Thomas Nagelli’s philosophy, when it comes to selecting imaging equipment, is a simple one: Service conquers all. Nagelli is director of MRI services at the Illinois Bone & Joint Institute (IBJI), headquartered in Chicago. He says, “In this kind of business, you date the salesperson, but you are married to the service person. After the sale, almost all of your interactions are with the service team.” Nagelli observes that service and maintenance are more important in today’s health-care environment than ever before. “When equipment is down, it’s inconvenient for our referring physicians and our patients, and it hits our bottom line,” he says. “In my experience, the key to keeping the systems running all the time is to have the OEM [original equipment manufacturer] directly service the equipment. If the parts are not readily available, or if the service engineer is not familiar with the equipment and is not solving the problem, we are not serving the patients. Once the system is installed, it’s up to the service team to keep it up and running properly.” Uptime Imperative For those reasons, the uptime promises given by OEMs are taken very seriously by the team at IBJI, Nagelli says.
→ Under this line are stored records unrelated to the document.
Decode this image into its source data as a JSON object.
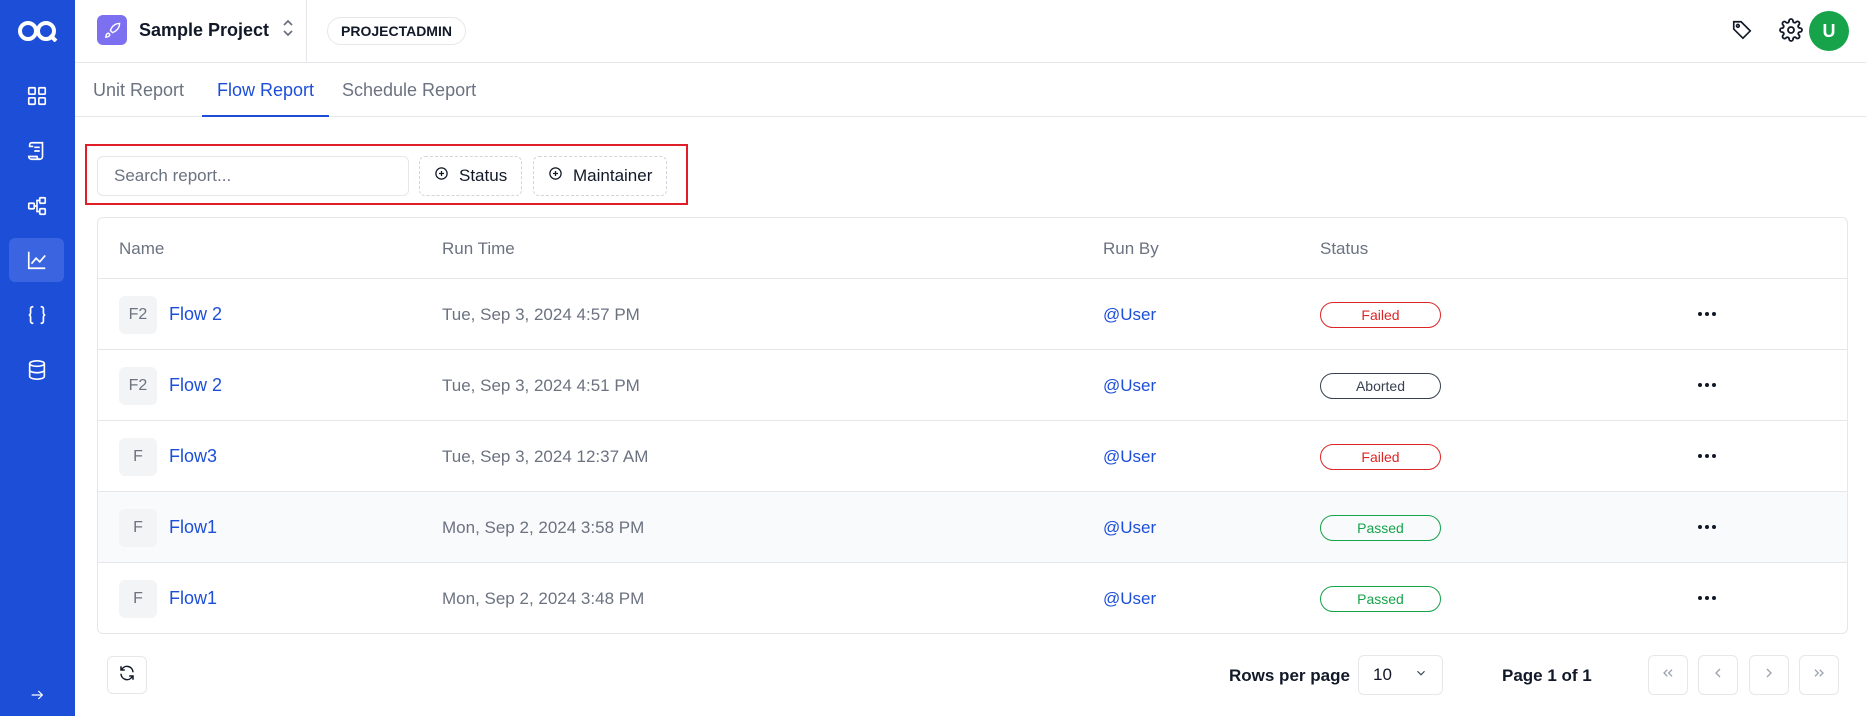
{
  "app": {
    "logo_icon": "aq-logo-icon",
    "project_name": "Sample Project",
    "role_badge": "PROJECTADMIN",
    "avatar_initial": "U",
    "accent_color": "#1d4ed8"
  },
  "sidebar": {
    "items": [
      {
        "icon": "dashboard-grid-icon"
      },
      {
        "icon": "scroll-icon"
      },
      {
        "icon": "flow-icon"
      },
      {
        "icon": "chart-icon",
        "active": true
      },
      {
        "icon": "braces-icon"
      },
      {
        "icon": "database-icon"
      }
    ],
    "expand_icon": "arrow-right-icon"
  },
  "tabs": [
    {
      "label": "Unit Report"
    },
    {
      "label": "Flow Report",
      "active": true
    },
    {
      "label": "Schedule Report"
    }
  ],
  "filters": {
    "search_placeholder": "Search report...",
    "status_label": "Status",
    "maintainer_label": "Maintainer"
  },
  "table": {
    "headers": {
      "name": "Name",
      "run_time": "Run Time",
      "run_by": "Run By",
      "status": "Status"
    },
    "rows": [
      {
        "initials": "F2",
        "name": "Flow 2",
        "run_time": "Tue, Sep 3, 2024 4:57 PM",
        "run_by": "@User",
        "status": "Failed"
      },
      {
        "initials": "F2",
        "name": "Flow 2",
        "run_time": "Tue, Sep 3, 2024 4:51 PM",
        "run_by": "@User",
        "status": "Aborted"
      },
      {
        "initials": "F",
        "name": "Flow3",
        "run_time": "Tue, Sep 3, 2024 12:37 AM",
        "run_by": "@User",
        "status": "Failed"
      },
      {
        "initials": "F",
        "name": "Flow1",
        "run_time": "Mon, Sep 2, 2024 3:58 PM",
        "run_by": "@User",
        "status": "Passed"
      },
      {
        "initials": "F",
        "name": "Flow1",
        "run_time": "Mon, Sep 2, 2024 3:48 PM",
        "run_by": "@User",
        "status": "Passed"
      }
    ]
  },
  "pagination": {
    "rows_per_page_label": "Rows per page",
    "rows_per_page_value": "10",
    "page_text": "Page 1 of  1"
  }
}
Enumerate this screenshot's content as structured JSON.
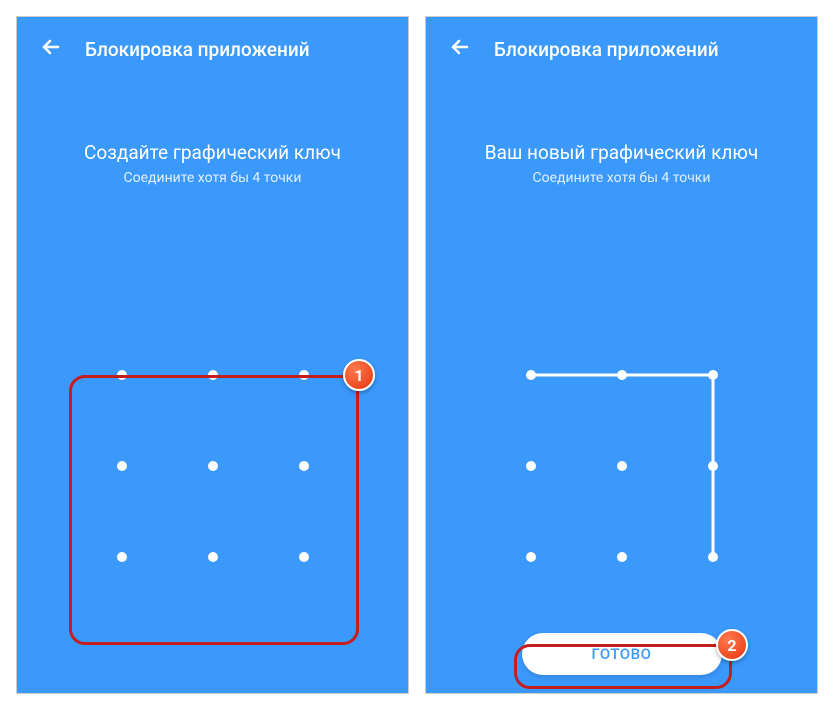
{
  "screen1": {
    "header_title": "Блокировка приложений",
    "main_title": "Создайте графический ключ",
    "subtitle": "Соедините хотя бы 4 точки"
  },
  "screen2": {
    "header_title": "Блокировка приложений",
    "main_title": "Ваш новый графический ключ",
    "subtitle": "Соедините хотя бы 4 точки",
    "done_button": "ГОТОВО"
  },
  "annotations": {
    "badge1": "1",
    "badge2": "2"
  },
  "colors": {
    "background": "#3B99FC",
    "annotation_border": "#C41E1E",
    "badge_gradient_start": "#FF7A4D",
    "badge_gradient_end": "#E63410"
  }
}
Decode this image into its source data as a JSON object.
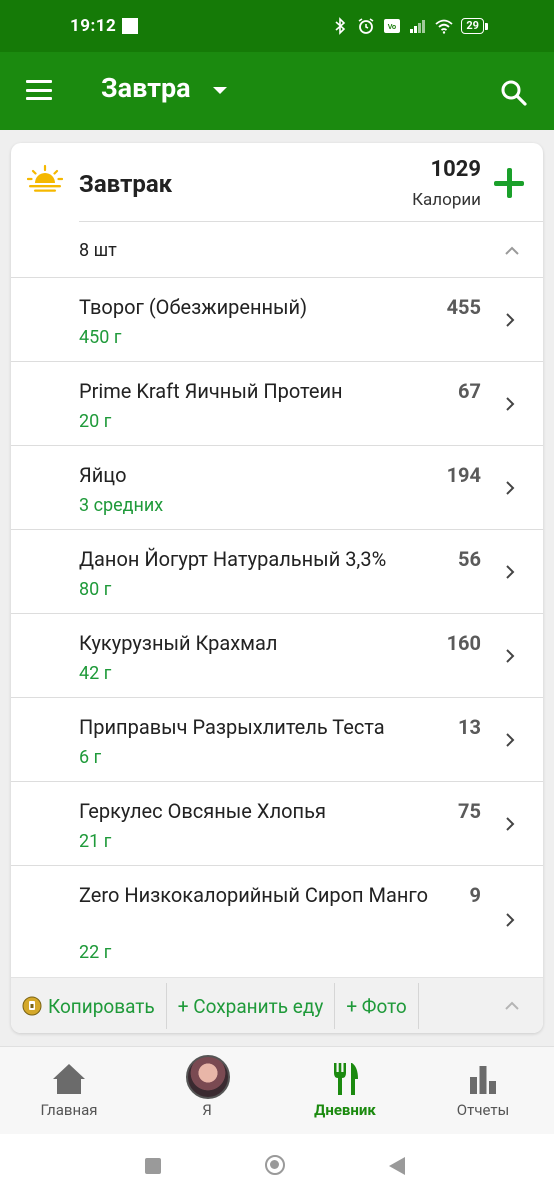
{
  "status_bar": {
    "time": "19:12",
    "battery": "29"
  },
  "app_bar": {
    "title": "Завтра"
  },
  "meal": {
    "name": "Завтрак",
    "calories": "1029",
    "calories_label": "Калории",
    "count_label": "8 шт",
    "items": [
      {
        "name": "Творог (Обезжиренный)",
        "amount": "450 г",
        "calories": "455"
      },
      {
        "name": "Prime Kraft Яичный Протеин",
        "amount": "20 г",
        "calories": "67"
      },
      {
        "name": "Яйцо",
        "amount": "3 средних",
        "calories": "194"
      },
      {
        "name": "Данон Йогурт Натуральный 3,3%",
        "amount": "80 г",
        "calories": "56"
      },
      {
        "name": "Кукурузный Крахмал",
        "amount": "42 г",
        "calories": "160"
      },
      {
        "name": "Приправыч Разрыхлитель Теста",
        "amount": "6 г",
        "calories": "13"
      },
      {
        "name": "Геркулес Овсяные Хлопья",
        "amount": "21 г",
        "calories": "75"
      },
      {
        "name": "Zero Низкокалорийный Сироп Манго",
        "amount": "22 г",
        "calories": "9"
      }
    ],
    "footer": {
      "copy": "Копировать",
      "save": "+ Сохранить еду",
      "photo": "+ Фото"
    }
  },
  "bottom_nav": {
    "items": [
      {
        "label": "Главная"
      },
      {
        "label": "Я"
      },
      {
        "label": "Дневник"
      },
      {
        "label": "Отчеты"
      }
    ]
  },
  "colors": {
    "status_bar": "#157a07",
    "app_bar": "#1b8a0f",
    "accent_green": "#1f9a3a",
    "add_green": "#1aa02a"
  }
}
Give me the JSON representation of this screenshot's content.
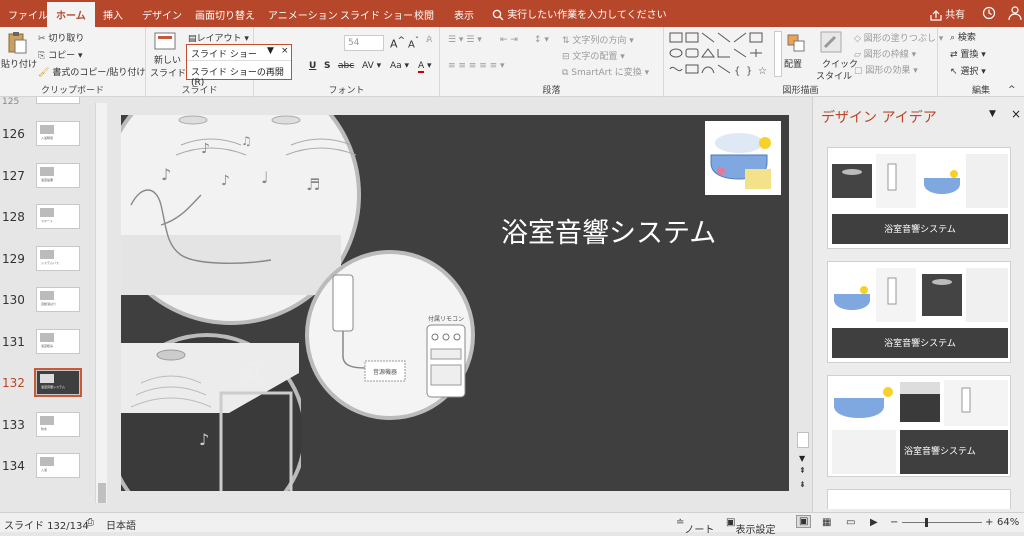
{
  "tabs": [
    "ファイル",
    "ホーム",
    "挿入",
    "デザイン",
    "画面切り替え",
    "アニメーション",
    "スライド ショー",
    "校閲",
    "表示"
  ],
  "active_tab": "ホーム",
  "tell_me": "実行したい作業を入力してください",
  "share": "共有",
  "ribbon": {
    "clipboard": {
      "paste": "貼り付け",
      "cut": "切り取り",
      "copy": "コピー",
      "format_painter": "書式のコピー/貼り付け",
      "label": "クリップボード"
    },
    "slides": {
      "new_slide_1": "新しい",
      "new_slide_2": "スライド",
      "layout": "レイアウト",
      "label": "スライド"
    },
    "font": {
      "size": "54",
      "label": "フォント"
    },
    "paragraph": {
      "text_direction": "文字列の方向",
      "align_text": "文字の配置",
      "smartart": "SmartArt に変換",
      "label": "段落"
    },
    "drawing": {
      "arrange": "配置",
      "quick_styles_1": "クイック",
      "quick_styles_2": "スタイル",
      "shape_fill": "図形の塗りつぶし",
      "shape_outline": "図形の枠線",
      "shape_effects": "図形の効果",
      "label": "図形描画"
    },
    "editing": {
      "find": "検索",
      "replace": "置換",
      "select": "選択",
      "label": "編集"
    }
  },
  "dropdown": {
    "item1": "スライド ショー",
    "item2": "スライド ショーの再開(R)"
  },
  "thumbnails": [
    {
      "num": "126",
      "label": "入浴時間"
    },
    {
      "num": "127",
      "label": "浴室設備"
    },
    {
      "num": "128",
      "label": "スマート"
    },
    {
      "num": "129",
      "label": "システムバス"
    },
    {
      "num": "130",
      "label": "自動湯はり"
    },
    {
      "num": "131",
      "label": "浴室暖房"
    },
    {
      "num": "132",
      "label": "浴室音響システム"
    },
    {
      "num": "133",
      "label": "防水"
    },
    {
      "num": "134",
      "label": "入浴"
    }
  ],
  "first_num_partial": "125",
  "selected_index": 6,
  "slide": {
    "title": "浴室音響システム",
    "remote_label": "付属リモコン",
    "device_label": "音源機器"
  },
  "design_pane": {
    "title": "デザイン アイデア",
    "card_title": "浴室音響システム"
  },
  "status": {
    "slide_count": "スライド 132/134",
    "language": "日本語",
    "notes": "ノート",
    "display_settings": "表示設定",
    "zoom": "64%"
  },
  "colors": {
    "accent": "#b7472a",
    "slide_bg": "#3f3f3f"
  }
}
Hitachi Medical Systems, the manufacturer of eight of the group’s MRI systems, kept its promise of 98% uptime—which encouraged IBJI to continue investing in the company’s equipment, Nagelli says. “The eighth system is going live this month,” he notes. “Hitachi promised us 98% uptime, and it has kept it there. Their equipment is very reliable, and it is because of the service the company provides.” For instance, Nagelli says, when he calls Hitachi with a problem, he is immediately connected with the company’s Ohio service center. “You get a live person, and you are not connected to some offshore call center,” he says. “From there, in a short period of time, a service engineer is paged.” He adds that the dispatchers have enough knowledge to solve common problems without making IBJI wait for an engineer. He says, “While they are paging the service person, they help us see if we can resolve the issue ourselves. They try their best to make sure the downtimes are minimized, and their response times are quick.” If on-site service is required, Nagelli says, Hitachi can get the necessary parts there almost as quickly as it can supply a local engineer. “Most of the time, if the system goes down in the afternoon or evening, the parts are flown in overnight, and it’s fixed by the next morning,” he notes. “Hitachi has the parts and the right people available, and the service is Hitachi specific. Most of the time, the engineers get to us within an hour. They really understand that the more downtime we face, the more patients and revenue we lose.” Support Across Multiple Domains IBJI’s experience is reflected in proprietary user-satisfaction trending reports from MD Buyline (www.mdbuyline.com): For the past eight quarters, Hitachi has been rated by users as the number-one vendor of MRI systems. The third-party organization surveys users of imaging equipment across six categories—system performance, system reliability, installation, applications training, service response time, and service repair quality—to arrive at its rankings. Nagelli’s experiences with Hitachi’s MRI service and support have been positive across all these domains, he reports. “Once the magnet is delivered, and the construction crews are finished, Hitachi brings in qualified national technical-support staff to receive the magnet, to make sure it is in its place at isocenter, and to see that all the required connections have been made,” he says. “The support staff tests all the equipment to the manufacturer’s specifications, and also makes sure the coils are well tested, before it is handed over to us.” He adds that with Hitachi, sales and service are closely linked, which ensures that IBJI receives the support that it needs. “Hitachi’s sales force is very much in tune with its service department,” he says. “With some other vendors, once the salesperson got the deal, he or she was done (and off the hook) until the next purchase. That is very unlikely with Hitachi—the employees are responsible, all the way from their dispatcher up to their vice president of service.” As a result, the group has never looked to third-party vendors for service. Nagelli says, “It’s like taking your BMW to the dealership, instead of the garage down the street.” Service Ethic Hitachi’s service philosophy matches that of IBJI, Nagelli observes. “We’re in the service business ourselves,” he says. “We don’t want to inconvenience our referrers or, more important, their patients. When our patient care is compromised, we don’t troubleshoot; we shoot the trouble.” An example of how Hitachi supports IBJI’s service ethic is applications training, Nagelli says. “Our goal is to make the patients very comfortable, and part of that is employing and educating qualified technologists,” he says. “We provide great education for our technologists, and Hitachi has a great educational system; it can fly in an applications specialist to work with them. It’s very important for us to keep our technologists abreast of all the latest updates on the systems and in the industry, and Hitachi provides unlimited educational support.” Having access to the OEM’s full array of support offerings is especially critical in the current health-care environment, Nagelli notes. “Hitachi provides turnkey solutions that are very cost effective, and that is really important in this economy,” he concludes. “For the patients, we can’t afford to have our equipment idle or down for technical reasons. Hitachi provides better, more expedient service, and that is very important to me, as a client, because we are also in the service business.” Cat Vasko is editor of ImagingBiz.com and associate editor of Radiology Business Journal.